Task directions. Gather, from the listing beneath this task, every line holding the string "screenshot".

Recorded information.
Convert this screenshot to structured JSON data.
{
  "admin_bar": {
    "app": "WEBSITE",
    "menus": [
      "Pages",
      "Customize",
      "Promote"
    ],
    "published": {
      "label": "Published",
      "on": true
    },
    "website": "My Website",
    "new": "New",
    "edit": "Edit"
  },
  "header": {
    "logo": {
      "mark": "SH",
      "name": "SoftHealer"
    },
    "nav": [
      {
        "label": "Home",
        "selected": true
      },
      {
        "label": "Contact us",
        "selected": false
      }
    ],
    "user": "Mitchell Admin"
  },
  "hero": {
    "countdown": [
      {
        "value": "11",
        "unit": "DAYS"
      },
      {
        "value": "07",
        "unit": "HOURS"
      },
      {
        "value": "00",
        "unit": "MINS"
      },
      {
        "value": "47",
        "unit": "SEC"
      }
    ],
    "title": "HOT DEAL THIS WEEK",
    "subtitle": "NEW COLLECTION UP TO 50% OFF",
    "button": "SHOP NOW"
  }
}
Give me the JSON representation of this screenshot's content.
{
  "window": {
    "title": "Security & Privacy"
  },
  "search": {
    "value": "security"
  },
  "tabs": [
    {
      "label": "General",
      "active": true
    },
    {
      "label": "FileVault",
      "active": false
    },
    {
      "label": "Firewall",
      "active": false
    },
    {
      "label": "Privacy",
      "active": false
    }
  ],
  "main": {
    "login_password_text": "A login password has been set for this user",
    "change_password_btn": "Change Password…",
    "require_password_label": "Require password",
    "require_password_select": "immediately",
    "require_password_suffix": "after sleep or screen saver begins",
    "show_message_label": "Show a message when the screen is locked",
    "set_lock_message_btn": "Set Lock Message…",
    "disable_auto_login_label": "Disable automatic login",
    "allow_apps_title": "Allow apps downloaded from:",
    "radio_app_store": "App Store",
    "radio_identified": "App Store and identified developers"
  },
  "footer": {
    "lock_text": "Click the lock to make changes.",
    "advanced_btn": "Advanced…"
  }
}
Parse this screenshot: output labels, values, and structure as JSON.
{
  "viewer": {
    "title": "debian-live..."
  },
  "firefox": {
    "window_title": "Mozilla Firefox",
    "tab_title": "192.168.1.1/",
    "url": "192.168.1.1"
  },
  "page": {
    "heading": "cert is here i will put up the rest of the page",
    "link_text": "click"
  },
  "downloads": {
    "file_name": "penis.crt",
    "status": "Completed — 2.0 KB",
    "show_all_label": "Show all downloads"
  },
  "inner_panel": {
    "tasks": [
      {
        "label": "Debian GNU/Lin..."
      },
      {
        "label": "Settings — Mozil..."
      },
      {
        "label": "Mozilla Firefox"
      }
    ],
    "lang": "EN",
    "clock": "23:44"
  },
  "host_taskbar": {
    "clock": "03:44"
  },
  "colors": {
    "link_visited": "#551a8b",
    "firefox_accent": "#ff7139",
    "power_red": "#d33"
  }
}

Exercise answer.
Convert this screenshot to structured JSON data.
Give me the JSON representation of this screenshot's content.
Parse this screenshot: output labels, values, and structure as JSON.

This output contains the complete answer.